Wells Fargo (NYSE:WFC) has passed Citigroup (NYSE:C) to become the nation's third biggest bank by assets. It's a remarkable accomplishment when you consider that Wells Fargo entered the financial crisis as a regional bank while Citigroup barreled into it as the largest financial institution in America.
The realignment vindicates Wells Fargo's simple, prudent, and efficient approach to banking. It earned $5.7 billion in the fourth quarter. JPMorgan Chase (NYSE:JPM), the nation's biggest bank by assets, earned $5.4 billion over the same stretch. That's $300 million less than Wells Fargo even though JPMorgan Chase is 31% bigger than its counterpart on the West Coast.
At the same time that Wells Fargo ascended, Citigroup experienced a historic fall from grace. It's hard to pinpoint when the seeds of its descent were planted, but its 1998 merger with Travelers Group was probably the last nail in its coffin, if not the coffin itself. The deal set the stage for universal banks -- those with both investment and commercial banking operations -- to grace American shores for the first time since the Great Depression.
The financier behind the move, Sandy Weill, was an empire builder of the first order. He preferred quantity over quality. On top of this, Weill made an incalculable error by forcing out his longtime protégé, Jamie Dimon, in favor of Citigroup's general counsel Charles Prince.
By most accounts, the destruction of shareholder value that took place on Prince's watch was motivated by greed and incompetence. He walked away with $99 million in vested stock holdings as well as a pension, in addition to the $53 million in salary and bonuses that he racked up during his four-year tenure at Citigroup's helm.
Shareholders in the bank didn't fare as well. Citigroup's stock price is still down 92% compared to its pre-crisis high. It's the type of thing that can only happen in real life -- particularly when juxtaposed against Prince's nine-figure golden parachute.
Dimon on the other hand went on to lead Bank One before it was acquired by JPMorgan Chase in 2004; where, a year and a half later, he was promoted to CEO.
His performance since then, as well as Wells Fargo CEO John Stumpf's, make them among the best in the business.
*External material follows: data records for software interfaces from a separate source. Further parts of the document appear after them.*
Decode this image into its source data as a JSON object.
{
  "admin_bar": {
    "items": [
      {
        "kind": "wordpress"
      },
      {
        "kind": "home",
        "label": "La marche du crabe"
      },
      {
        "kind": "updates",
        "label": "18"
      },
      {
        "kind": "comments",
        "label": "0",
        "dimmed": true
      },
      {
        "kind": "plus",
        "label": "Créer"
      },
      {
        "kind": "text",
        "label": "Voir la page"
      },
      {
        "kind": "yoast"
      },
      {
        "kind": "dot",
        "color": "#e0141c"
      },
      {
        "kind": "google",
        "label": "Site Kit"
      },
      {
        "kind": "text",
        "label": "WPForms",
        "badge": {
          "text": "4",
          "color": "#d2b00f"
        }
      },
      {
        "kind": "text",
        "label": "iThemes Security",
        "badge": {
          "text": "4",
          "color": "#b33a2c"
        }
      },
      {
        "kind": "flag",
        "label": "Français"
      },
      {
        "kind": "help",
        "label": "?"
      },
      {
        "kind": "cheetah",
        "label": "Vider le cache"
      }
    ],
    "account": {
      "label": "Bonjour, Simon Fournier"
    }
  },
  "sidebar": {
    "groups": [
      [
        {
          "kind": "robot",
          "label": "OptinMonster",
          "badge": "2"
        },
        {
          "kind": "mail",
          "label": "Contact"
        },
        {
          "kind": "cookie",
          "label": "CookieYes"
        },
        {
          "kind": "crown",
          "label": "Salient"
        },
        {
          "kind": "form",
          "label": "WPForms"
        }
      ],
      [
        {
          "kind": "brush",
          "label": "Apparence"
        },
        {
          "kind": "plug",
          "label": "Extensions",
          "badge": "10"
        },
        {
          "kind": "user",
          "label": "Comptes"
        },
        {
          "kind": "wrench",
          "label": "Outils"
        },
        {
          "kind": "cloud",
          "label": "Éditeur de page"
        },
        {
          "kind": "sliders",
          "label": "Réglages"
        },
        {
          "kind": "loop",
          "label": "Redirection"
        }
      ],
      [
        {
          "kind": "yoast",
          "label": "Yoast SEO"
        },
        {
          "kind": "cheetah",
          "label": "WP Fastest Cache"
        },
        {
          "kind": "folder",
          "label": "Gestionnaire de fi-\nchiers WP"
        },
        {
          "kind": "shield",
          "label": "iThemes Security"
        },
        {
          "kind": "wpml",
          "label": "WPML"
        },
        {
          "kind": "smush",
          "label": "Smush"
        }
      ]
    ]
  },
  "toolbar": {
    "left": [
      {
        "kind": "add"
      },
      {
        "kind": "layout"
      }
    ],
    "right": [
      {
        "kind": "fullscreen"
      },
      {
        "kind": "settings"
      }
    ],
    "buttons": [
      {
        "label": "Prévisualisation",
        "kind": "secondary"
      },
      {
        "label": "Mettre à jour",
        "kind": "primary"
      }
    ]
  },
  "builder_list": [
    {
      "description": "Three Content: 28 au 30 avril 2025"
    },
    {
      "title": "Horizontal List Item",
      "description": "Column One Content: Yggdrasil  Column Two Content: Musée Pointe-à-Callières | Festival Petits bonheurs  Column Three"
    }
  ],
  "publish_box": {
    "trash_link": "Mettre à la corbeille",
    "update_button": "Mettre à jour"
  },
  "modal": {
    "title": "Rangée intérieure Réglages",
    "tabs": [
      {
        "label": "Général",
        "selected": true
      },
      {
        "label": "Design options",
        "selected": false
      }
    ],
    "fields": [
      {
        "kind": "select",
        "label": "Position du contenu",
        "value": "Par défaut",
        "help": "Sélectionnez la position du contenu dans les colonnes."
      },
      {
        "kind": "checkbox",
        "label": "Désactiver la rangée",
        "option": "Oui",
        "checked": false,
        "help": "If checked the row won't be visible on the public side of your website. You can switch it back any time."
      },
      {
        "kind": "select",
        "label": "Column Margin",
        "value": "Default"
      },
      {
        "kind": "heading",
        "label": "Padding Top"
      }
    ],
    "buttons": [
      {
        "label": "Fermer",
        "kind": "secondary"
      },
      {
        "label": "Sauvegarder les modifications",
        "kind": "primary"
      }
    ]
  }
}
Both of these executive's pre-crisis shareholder letters reveal the temperament and prudence that's needed to run highly leveraged firms that rely on the public's confidence to survive.
But at the same time that these CEOs were urging caution and restraint, Citigroup's Prince was rationalizing his bank's refusal to retreat from the most toxic corners of the leveraged-loan and subprime-mortgage markets. As the Financial Times reported in 2007:
The Citigroup chief executive told the Financial Times that the party would end at some point but there was so much liquidity it would not be disrupted by the turmoil in the U.S. subprime mortgage market.
He denied that Citigroup, one of the biggest providers of finance to private equity deals, was pulling back.
"When the music stops, in terms of liquidity, things will be complicated. But as long as the music is playing, you've got to get up and dance. We're still dancing," he said.
Chuck Prince may have emerged as a wealthy man -- unjustly so, in my opinion -- but there's no question that his former firm has been eclipsed in almost every respect by JPMorgan Chase and now Wells Fargo. Citigroup may someday claw its way back to the top, as it's done many times before over the past two centuries. But until that happens, investors and American citizens can take comfort in knowing that prudent and conservative banking has won the day -- at least for now.